Records —
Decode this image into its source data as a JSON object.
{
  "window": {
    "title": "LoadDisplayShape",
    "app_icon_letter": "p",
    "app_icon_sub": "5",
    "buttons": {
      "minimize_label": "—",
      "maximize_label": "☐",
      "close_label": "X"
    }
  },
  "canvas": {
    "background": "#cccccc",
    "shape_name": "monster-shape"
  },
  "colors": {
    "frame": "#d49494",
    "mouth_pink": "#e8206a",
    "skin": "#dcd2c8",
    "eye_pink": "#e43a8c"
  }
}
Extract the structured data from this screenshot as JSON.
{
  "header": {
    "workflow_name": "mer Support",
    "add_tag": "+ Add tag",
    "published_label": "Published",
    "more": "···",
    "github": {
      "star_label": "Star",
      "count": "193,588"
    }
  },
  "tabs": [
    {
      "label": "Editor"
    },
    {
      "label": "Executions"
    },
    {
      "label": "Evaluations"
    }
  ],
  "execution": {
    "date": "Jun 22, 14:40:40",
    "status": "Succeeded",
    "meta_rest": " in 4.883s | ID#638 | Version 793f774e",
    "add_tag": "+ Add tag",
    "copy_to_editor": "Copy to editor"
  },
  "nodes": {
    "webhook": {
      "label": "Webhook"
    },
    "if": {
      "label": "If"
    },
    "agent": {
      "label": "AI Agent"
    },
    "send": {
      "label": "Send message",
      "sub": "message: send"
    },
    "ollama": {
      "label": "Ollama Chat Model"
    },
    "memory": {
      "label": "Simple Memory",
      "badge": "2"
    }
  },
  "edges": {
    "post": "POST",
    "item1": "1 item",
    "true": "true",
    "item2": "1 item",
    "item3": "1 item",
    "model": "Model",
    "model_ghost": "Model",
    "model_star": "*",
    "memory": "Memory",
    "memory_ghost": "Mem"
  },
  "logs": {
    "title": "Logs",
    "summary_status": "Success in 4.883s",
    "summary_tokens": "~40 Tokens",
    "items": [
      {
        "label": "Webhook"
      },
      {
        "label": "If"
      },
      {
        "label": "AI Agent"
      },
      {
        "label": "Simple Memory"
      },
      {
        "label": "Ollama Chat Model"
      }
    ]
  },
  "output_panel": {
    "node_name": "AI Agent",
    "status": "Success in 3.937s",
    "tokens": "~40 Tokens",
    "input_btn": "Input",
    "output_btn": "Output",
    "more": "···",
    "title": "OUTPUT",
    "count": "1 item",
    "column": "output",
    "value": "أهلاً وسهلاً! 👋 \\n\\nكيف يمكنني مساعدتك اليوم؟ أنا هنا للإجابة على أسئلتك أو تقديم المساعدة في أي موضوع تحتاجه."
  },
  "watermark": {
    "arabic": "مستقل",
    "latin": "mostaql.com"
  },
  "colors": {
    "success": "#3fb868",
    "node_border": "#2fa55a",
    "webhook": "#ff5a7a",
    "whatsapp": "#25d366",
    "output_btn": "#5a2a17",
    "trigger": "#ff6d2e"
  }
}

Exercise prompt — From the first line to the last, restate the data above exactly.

Expected output —
Decode this image into its source data as a JSON object.
{
  "window": {
    "title": "LoadDisplayShape",
    "app_icon_letter": "p",
    "app_icon_sub": "5",
    "buttons": {
      "minimize_label": "—",
      "maximize_label": "☐",
      "close_label": "X"
    }
  },
  "canvas": {
    "background": "#cccccc",
    "shape_name": "monster-shape"
  },
  "colors": {
    "frame": "#d49494",
    "mouth_pink": "#e8206a",
    "skin": "#dcd2c8",
    "eye_pink": "#e43a8c"
  }
}
Extract the structured data from this screenshot as JSON.
{
  "header": {
    "workflow_name": "mer Support",
    "add_tag": "+ Add tag",
    "published_label": "Published",
    "more": "···",
    "github": {
      "star_label": "Star",
      "count": "193,588"
    }
  },
  "tabs": [
    {
      "label": "Editor"
    },
    {
      "label": "Executions"
    },
    {
      "label": "Evaluations"
    }
  ],
  "execution": {
    "date": "Jun 22, 14:40:40",
    "status": "Succeeded",
    "meta_rest": " in 4.883s | ID#638 | Version 793f774e",
    "add_tag": "+ Add tag",
    "copy_to_editor": "Copy to editor"
  },
  "nodes": {
    "webhook": {
      "label": "Webhook"
    },
    "if": {
      "label": "If"
    },
    "agent": {
      "label": "AI Agent"
    },
    "send": {
      "label": "Send message",
      "sub": "message: send"
    },
    "ollama": {
      "label": "Ollama Chat Model"
    },
    "memory": {
      "label": "Simple Memory",
      "badge": "2"
    }
  },
  "edges": {
    "post": "POST",
    "item1": "1 item",
    "true": "true",
    "item2": "1 item",
    "item3": "1 item",
    "model": "Model",
    "model_ghost": "Model",
    "model_star": "*",
    "memory": "Memory",
    "memory_ghost": "Mem"
  },
  "logs": {
    "title": "Logs",
    "summary_status": "Success in 4.883s",
    "summary_tokens": "~40 Tokens",
    "items": [
      {
        "label": "Webhook"
      },
      {
        "label": "If"
      },
      {
        "label": "AI Agent"
      },
      {
        "label": "Simple Memory"
      },
      {
        "label": "Ollama Chat Model"
      }
    ]
  },
  "output_panel": {
    "node_name": "AI Agent",
    "status": "Success in 3.937s",
    "tokens": "~40 Tokens",
    "input_btn": "Input",
    "output_btn": "Output",
    "more": "···",
    "title": "OUTPUT",
    "count": "1 item",
    "column": "output",
    "value": "أهلاً وسهلاً! 👋 \\n\\nكيف يمكنني مساعدتك اليوم؟ أنا هنا للإجابة على أسئلتك أو تقديم المساعدة في أي موضوع تحتاجه."
  },
  "watermark": {
    "arabic": "مستقل",
    "latin": "mostaql.com"
  },
  "colors": {
    "success": "#3fb868",
    "node_border": "#2fa55a",
    "webhook": "#ff5a7a",
    "whatsapp": "#25d366",
    "output_btn": "#5a2a17",
    "trigger": "#ff6d2e"
  }
}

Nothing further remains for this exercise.